▶ WORK REQUIRED
Look for "JSON" in each line of the entries, and return the matching lines.

▶ SUPPLIED ENTRIES
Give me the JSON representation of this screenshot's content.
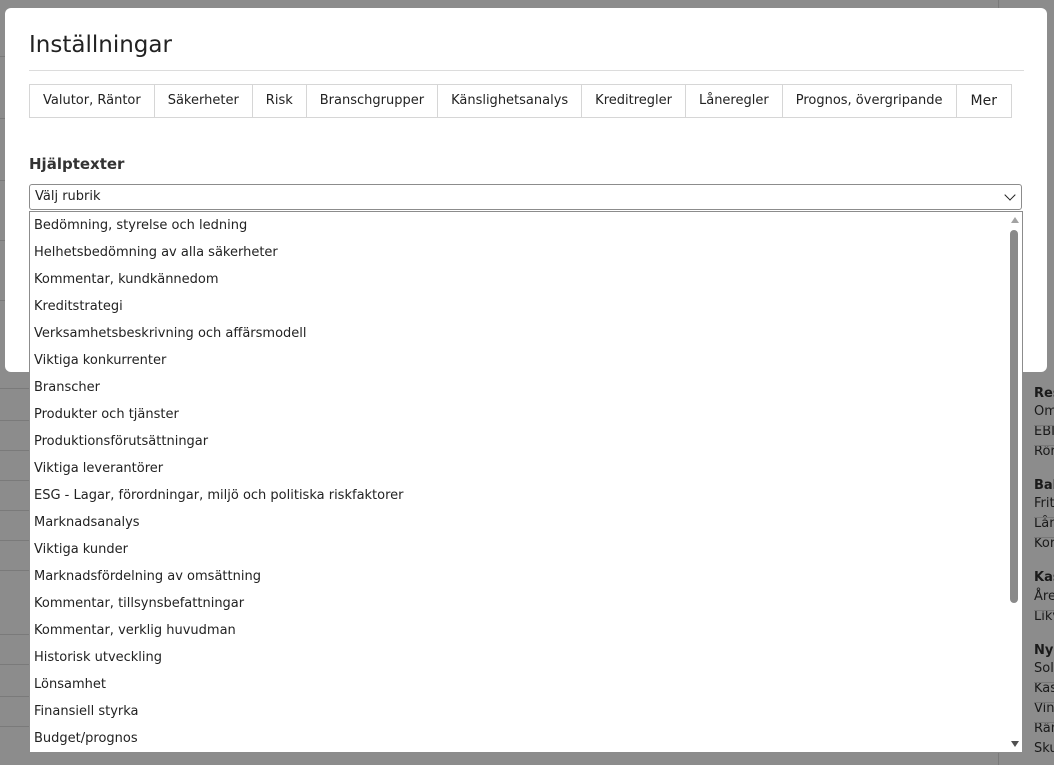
{
  "modal": {
    "title": "Inställningar",
    "tabs": [
      {
        "label": "Valutor, Räntor"
      },
      {
        "label": "Säkerheter"
      },
      {
        "label": "Risk"
      },
      {
        "label": "Branschgrupper"
      },
      {
        "label": "Känslighetsanalys"
      },
      {
        "label": "Kreditregler"
      },
      {
        "label": "Låneregler"
      },
      {
        "label": "Prognos, övergripande"
      },
      {
        "label": "Mer"
      }
    ],
    "section_heading": "Hjälptexter",
    "select": {
      "value": "Välj rubrik",
      "options": [
        "Bedömning, styrelse och ledning",
        "Helhetsbedömning av alla säkerheter",
        "Kommentar, kundkännedom",
        "Kreditstrategi",
        "Verksamhetsbeskrivning och affärsmodell",
        "Viktiga konkurrenter",
        "Branscher",
        "Produkter och tjänster",
        "Produktionsförutsättningar",
        "Viktiga leverantörer",
        "ESG - Lagar, förordningar, miljö och politiska riskfaktorer",
        "Marknadsanalys",
        "Viktiga kunder",
        "Marknadsfördelning av omsättning",
        "Kommentar, tillsynsbefattningar",
        "Kommentar, verklig huvudman",
        "Historisk utveckling",
        "Lönsamhet",
        "Finansiell styrka",
        "Budget/prognos"
      ]
    }
  },
  "background": {
    "right_col_fragments": [
      {
        "text": "Res",
        "bold": true
      },
      {
        "text": "Om",
        "bold": false
      },
      {
        "text": "EBI",
        "bold": false
      },
      {
        "text": "Rör",
        "bold": false
      },
      {
        "text": "Bal",
        "bold": true
      },
      {
        "text": "Frit",
        "bold": false
      },
      {
        "text": "Lån",
        "bold": false
      },
      {
        "text": "Kor",
        "bold": false
      },
      {
        "text": "Kas",
        "bold": true
      },
      {
        "text": "Åre",
        "bold": false
      },
      {
        "text": "Likv",
        "bold": false
      },
      {
        "text": "Nyc",
        "bold": true
      },
      {
        "text": "Sol",
        "bold": false
      },
      {
        "text": "Kas",
        "bold": false
      },
      {
        "text": "Vin",
        "bold": false
      },
      {
        "text": "Rän",
        "bold": false
      },
      {
        "text": "Sku",
        "bold": false
      }
    ]
  },
  "colors": {
    "overlay": "#8c8c8c",
    "modal_bg": "#ffffff",
    "scroll_thumb": "#8a8a8a"
  }
}
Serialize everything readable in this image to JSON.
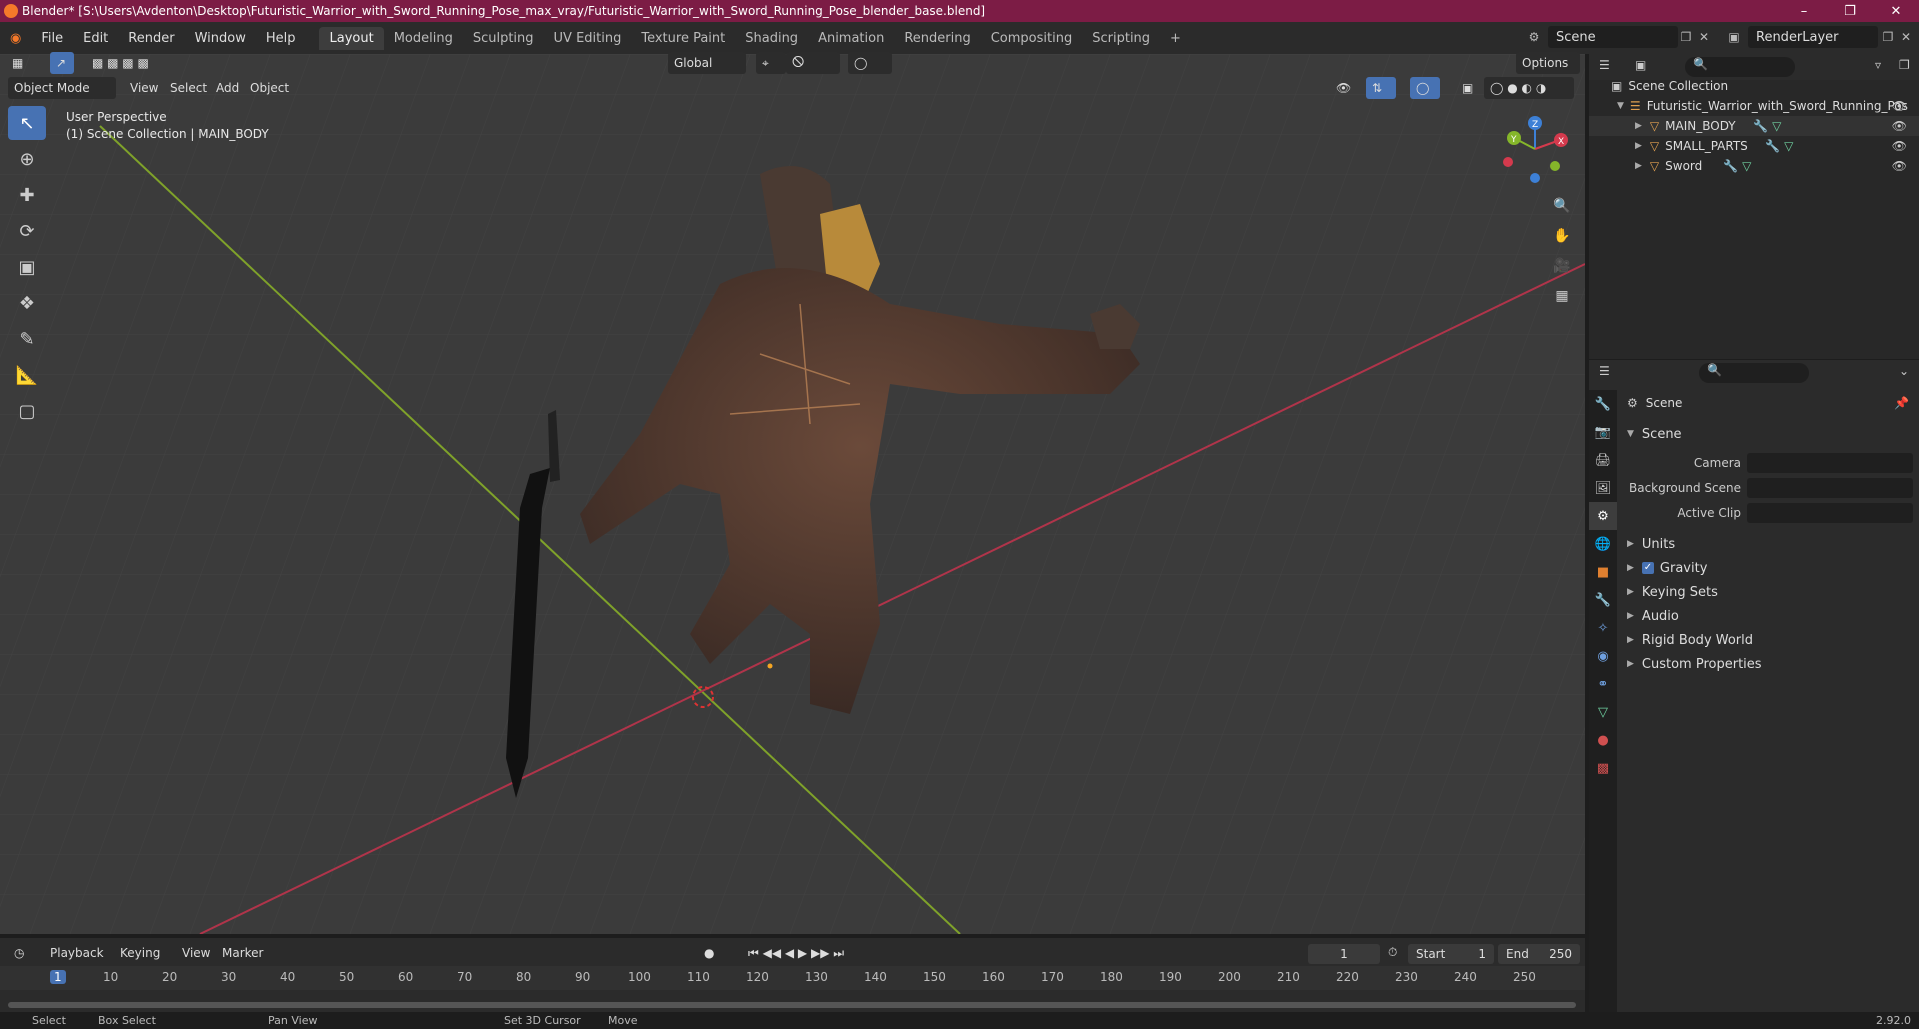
{
  "title_bar": {
    "text": "Blender* [S:\\Users\\Avdenton\\Desktop\\Futuristic_Warrior_with_Sword_Running_Pose_max_vray/Futuristic_Warrior_with_Sword_Running_Pose_blender_base.blend]"
  },
  "menu": {
    "items": [
      "File",
      "Edit",
      "Render",
      "Window",
      "Help"
    ]
  },
  "workspace_tabs": [
    "Layout",
    "Modeling",
    "Sculpting",
    "UV Editing",
    "Texture Paint",
    "Shading",
    "Animation",
    "Rendering",
    "Compositing",
    "Scripting"
  ],
  "workspace_active": "Layout",
  "scene": {
    "name": "Scene",
    "render_layer": "RenderLayer"
  },
  "viewport": {
    "mode": "Object Mode",
    "menus": [
      "View",
      "Select",
      "Add",
      "Object"
    ],
    "transform": "Global",
    "options": "Options",
    "overlay_line1": "User Perspective",
    "overlay_line2": "(1) Scene Collection | MAIN_BODY",
    "gizmo": {
      "x": "X",
      "y": "Y",
      "z": "Z"
    }
  },
  "timeline": {
    "menus": [
      "Playback",
      "Keying",
      "View",
      "Marker"
    ],
    "current_frame": "1",
    "start_label": "Start",
    "start": "1",
    "end_label": "End",
    "end": "250",
    "ruler": [
      "1",
      "10",
      "20",
      "30",
      "40",
      "50",
      "60",
      "70",
      "80",
      "90",
      "100",
      "110",
      "120",
      "130",
      "140",
      "150",
      "160",
      "170",
      "180",
      "190",
      "200",
      "210",
      "220",
      "230",
      "240",
      "250"
    ]
  },
  "status": {
    "select": "Select",
    "box_select": "Box Select",
    "pan": "Pan View",
    "cursor": "Set 3D Cursor",
    "move": "Move",
    "version": "2.92.0"
  },
  "outliner": {
    "root": "Scene Collection",
    "collection": "Futuristic_Warrior_with_Sword_Running_Pos",
    "objects": [
      "MAIN_BODY",
      "SMALL_PARTS",
      "Sword"
    ]
  },
  "properties": {
    "context": "Scene",
    "panel": "Scene",
    "camera_label": "Camera",
    "bg_scene_label": "Background Scene",
    "active_clip_label": "Active Clip",
    "subpanels": [
      "Units",
      "Gravity",
      "Keying Sets",
      "Audio",
      "Rigid Body World",
      "Custom Properties"
    ]
  },
  "colors": {
    "accent": "#4772b3",
    "title": "#7c1c45",
    "x_axis": "#d43a4d",
    "y_axis": "#85b62a",
    "z_axis": "#3d80d6"
  }
}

▶ SOLUTION FOR THIS EXERCISE
Give me the JSON representation of this screenshot's content.
Serialize everything readable in this image to JSON.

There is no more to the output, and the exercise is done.